Your task >>
Filter the records for lines holding the string "Arks".

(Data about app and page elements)

%%

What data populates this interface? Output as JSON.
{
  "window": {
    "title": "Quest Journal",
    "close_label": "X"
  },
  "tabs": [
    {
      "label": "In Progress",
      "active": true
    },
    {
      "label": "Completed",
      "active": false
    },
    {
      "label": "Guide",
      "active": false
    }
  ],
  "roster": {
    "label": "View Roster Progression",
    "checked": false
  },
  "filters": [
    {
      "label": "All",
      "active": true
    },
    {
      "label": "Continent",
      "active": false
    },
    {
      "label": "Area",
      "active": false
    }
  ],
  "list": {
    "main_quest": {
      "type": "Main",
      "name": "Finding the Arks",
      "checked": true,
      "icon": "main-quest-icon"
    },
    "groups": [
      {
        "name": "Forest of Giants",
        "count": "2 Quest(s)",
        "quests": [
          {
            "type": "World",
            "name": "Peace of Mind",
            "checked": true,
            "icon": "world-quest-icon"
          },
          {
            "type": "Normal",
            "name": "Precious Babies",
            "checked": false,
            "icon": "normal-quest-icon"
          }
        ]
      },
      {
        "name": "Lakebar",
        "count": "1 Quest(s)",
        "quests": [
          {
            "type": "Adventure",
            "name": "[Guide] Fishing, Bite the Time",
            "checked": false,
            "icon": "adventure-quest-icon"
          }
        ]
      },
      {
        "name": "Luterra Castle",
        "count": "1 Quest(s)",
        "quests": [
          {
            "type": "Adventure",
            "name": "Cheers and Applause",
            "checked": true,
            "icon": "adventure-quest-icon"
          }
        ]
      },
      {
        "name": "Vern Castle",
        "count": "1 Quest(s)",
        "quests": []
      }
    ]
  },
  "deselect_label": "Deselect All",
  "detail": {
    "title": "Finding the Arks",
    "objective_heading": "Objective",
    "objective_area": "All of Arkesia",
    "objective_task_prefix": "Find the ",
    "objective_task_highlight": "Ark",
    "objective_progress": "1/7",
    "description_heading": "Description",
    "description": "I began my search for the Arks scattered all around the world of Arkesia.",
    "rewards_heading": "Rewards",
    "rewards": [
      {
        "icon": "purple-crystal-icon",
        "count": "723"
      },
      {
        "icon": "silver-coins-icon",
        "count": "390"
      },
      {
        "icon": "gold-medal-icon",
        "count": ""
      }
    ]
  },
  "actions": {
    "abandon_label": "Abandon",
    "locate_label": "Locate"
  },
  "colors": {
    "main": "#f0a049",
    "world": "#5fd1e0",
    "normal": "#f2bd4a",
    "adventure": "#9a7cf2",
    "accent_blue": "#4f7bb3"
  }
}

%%

Output of the exercise >>
      "name": "Finding the Arks",
    "title": "Finding the Arks",
    "description": "I began my search for the Arks scattered all around the world of Arkesia.",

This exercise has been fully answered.